REQUIRED ACTION -> Only the lines containing "services" should appear in the answer, copied from the listing below.

GIVEN DATA ->
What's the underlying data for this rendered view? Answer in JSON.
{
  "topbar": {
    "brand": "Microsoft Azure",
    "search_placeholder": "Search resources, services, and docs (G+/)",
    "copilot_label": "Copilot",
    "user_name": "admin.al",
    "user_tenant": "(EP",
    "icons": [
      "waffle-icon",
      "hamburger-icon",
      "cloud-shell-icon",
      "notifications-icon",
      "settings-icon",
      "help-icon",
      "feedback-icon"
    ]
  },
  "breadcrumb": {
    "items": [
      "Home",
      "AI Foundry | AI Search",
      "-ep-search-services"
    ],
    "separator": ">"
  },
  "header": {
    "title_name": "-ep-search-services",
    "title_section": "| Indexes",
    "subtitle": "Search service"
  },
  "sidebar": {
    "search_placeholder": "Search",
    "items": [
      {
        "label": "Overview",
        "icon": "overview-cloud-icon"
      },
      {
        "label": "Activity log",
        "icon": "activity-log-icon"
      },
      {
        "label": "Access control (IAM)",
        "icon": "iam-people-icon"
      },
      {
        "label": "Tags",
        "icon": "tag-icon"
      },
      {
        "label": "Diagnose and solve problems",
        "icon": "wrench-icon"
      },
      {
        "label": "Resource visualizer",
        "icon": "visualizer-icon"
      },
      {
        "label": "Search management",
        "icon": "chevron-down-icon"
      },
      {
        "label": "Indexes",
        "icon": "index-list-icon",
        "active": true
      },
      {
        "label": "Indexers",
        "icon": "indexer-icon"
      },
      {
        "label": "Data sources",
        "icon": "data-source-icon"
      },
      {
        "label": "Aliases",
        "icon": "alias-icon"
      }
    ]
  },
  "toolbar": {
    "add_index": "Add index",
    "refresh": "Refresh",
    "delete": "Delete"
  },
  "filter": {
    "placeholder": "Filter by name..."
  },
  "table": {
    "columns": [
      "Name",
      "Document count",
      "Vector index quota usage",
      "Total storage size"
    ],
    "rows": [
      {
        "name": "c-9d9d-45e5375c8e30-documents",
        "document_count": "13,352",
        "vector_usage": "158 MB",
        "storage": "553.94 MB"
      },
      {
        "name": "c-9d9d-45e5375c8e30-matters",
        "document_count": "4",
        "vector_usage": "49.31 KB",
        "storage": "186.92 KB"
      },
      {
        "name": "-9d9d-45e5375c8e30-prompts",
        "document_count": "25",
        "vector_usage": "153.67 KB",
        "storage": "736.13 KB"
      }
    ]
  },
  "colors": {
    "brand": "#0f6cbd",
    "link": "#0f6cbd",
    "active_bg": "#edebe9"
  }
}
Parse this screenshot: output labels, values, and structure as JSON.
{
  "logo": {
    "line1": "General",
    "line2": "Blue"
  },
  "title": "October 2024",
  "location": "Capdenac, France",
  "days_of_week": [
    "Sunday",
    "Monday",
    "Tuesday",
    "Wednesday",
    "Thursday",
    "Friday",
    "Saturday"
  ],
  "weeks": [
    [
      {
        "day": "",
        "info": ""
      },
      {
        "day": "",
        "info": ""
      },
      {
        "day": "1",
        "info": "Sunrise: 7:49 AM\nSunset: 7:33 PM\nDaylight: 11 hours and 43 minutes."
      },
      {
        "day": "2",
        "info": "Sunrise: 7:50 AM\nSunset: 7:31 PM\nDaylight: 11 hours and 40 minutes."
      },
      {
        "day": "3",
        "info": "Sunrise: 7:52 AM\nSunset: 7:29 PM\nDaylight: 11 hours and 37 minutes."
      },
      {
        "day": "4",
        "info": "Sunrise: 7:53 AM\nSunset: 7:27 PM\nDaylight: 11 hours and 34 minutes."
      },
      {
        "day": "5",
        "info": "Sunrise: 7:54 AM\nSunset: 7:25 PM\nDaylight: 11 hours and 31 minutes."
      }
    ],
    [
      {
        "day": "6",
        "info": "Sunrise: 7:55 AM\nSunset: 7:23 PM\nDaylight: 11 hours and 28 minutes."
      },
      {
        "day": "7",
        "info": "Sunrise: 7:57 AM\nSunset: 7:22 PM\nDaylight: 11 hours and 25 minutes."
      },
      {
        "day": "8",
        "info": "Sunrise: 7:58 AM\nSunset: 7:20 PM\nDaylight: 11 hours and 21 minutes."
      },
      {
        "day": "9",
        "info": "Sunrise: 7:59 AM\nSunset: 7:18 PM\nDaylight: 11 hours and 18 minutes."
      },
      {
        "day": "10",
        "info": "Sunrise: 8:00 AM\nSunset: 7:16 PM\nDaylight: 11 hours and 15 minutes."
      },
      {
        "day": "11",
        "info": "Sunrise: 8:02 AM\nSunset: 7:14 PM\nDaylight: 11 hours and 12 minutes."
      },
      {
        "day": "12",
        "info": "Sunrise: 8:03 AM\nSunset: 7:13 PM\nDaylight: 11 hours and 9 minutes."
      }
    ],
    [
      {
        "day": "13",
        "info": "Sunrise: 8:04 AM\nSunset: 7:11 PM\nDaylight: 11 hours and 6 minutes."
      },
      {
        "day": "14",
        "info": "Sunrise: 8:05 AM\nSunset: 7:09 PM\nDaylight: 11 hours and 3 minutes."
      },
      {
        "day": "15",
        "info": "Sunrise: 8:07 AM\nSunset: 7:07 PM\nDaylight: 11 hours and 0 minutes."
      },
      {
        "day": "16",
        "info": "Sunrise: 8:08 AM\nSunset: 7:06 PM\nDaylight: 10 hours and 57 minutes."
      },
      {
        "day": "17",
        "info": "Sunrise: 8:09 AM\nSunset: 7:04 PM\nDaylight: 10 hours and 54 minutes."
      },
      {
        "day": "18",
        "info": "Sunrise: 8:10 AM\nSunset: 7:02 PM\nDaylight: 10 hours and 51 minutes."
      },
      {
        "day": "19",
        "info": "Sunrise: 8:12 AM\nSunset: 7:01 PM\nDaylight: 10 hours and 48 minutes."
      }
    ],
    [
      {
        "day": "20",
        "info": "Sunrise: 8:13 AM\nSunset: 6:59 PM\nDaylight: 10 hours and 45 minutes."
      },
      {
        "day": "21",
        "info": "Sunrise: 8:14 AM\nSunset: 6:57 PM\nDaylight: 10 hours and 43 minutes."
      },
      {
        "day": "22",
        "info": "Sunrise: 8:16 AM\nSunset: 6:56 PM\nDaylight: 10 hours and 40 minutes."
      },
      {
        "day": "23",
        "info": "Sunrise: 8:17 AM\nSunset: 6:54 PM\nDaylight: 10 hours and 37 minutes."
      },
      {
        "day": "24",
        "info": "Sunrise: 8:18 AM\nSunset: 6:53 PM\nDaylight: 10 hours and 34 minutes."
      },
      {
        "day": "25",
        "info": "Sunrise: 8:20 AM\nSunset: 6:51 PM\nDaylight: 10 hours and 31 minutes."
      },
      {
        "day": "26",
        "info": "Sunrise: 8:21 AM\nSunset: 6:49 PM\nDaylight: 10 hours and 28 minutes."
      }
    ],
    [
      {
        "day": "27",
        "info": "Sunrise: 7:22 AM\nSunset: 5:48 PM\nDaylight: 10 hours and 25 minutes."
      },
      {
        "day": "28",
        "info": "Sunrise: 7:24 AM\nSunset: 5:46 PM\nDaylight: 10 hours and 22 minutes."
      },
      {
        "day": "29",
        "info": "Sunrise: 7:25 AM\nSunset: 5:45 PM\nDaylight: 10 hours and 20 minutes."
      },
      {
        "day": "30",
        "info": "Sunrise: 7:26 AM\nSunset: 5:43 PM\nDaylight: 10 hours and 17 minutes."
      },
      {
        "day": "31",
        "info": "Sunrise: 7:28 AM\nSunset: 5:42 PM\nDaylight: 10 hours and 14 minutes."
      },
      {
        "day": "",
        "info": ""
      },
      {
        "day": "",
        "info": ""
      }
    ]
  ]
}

ANSWER TO THE PROBLEM ->
    "search_placeholder": "Search resources, services, and docs (G+/)",
      "-ep-search-services"
    "title_name": "-ep-search-services",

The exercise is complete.